The Port's announcement will allow the same extension to drivers who are waiting for their new truck to be delivered or for the retrofit to be installed. To qualify for the extension, the truck must be a Level 3 retrofit and also have a 25 percent NOx reduction capability.
The Port of Long Beach made similar changes to its tariff. However, if the retrofit on order does not have this additional NOx reduction capability, it will not meet the San Pedro Bay Ports environmental requirements so the extension will not be allowed in either port.
"We have worked closely with the Air Resources Board and the South Coast Air Quality Management District in recent months to get as much funding for new trucks into the hands of truck owners as we can," said John Holmes, deputy executive director of operations for the Port of Los Angeles. "These tariff ban extensions will allow time for the trucks to be delivered."

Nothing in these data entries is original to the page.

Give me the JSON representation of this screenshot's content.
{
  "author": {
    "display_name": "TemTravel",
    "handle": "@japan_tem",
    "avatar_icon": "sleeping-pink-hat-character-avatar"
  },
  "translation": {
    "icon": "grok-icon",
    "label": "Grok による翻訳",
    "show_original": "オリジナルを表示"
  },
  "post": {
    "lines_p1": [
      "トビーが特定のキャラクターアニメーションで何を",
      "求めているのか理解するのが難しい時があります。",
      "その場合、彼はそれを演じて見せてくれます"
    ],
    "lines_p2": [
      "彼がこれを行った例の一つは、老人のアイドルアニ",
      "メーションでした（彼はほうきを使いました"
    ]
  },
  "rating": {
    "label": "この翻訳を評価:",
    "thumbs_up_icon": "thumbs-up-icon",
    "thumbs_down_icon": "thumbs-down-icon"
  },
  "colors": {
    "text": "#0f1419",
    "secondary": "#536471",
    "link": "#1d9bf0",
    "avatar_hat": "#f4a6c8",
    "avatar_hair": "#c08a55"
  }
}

In its Drayage Truck Advisory issued Dec. 8, CARB said this latest extension was provided due to "delays in the availability of expected state bond funds" earlier in the year. The funding delays resulted in holdups in grant programs for truck replacements and retrofits, and may have caused a time crunch for truck owners who were denied state funding and who are now privately financing the upgrades.
To sign up for this latest extension, truckers need to be registered on both the State and Port Drayage Truck Registry by Dec. 30, and they must provide a copy of a purchase order or other evidence of a commitment of funds for the new truck or retrofit to CARB by Dec. 31, 2009.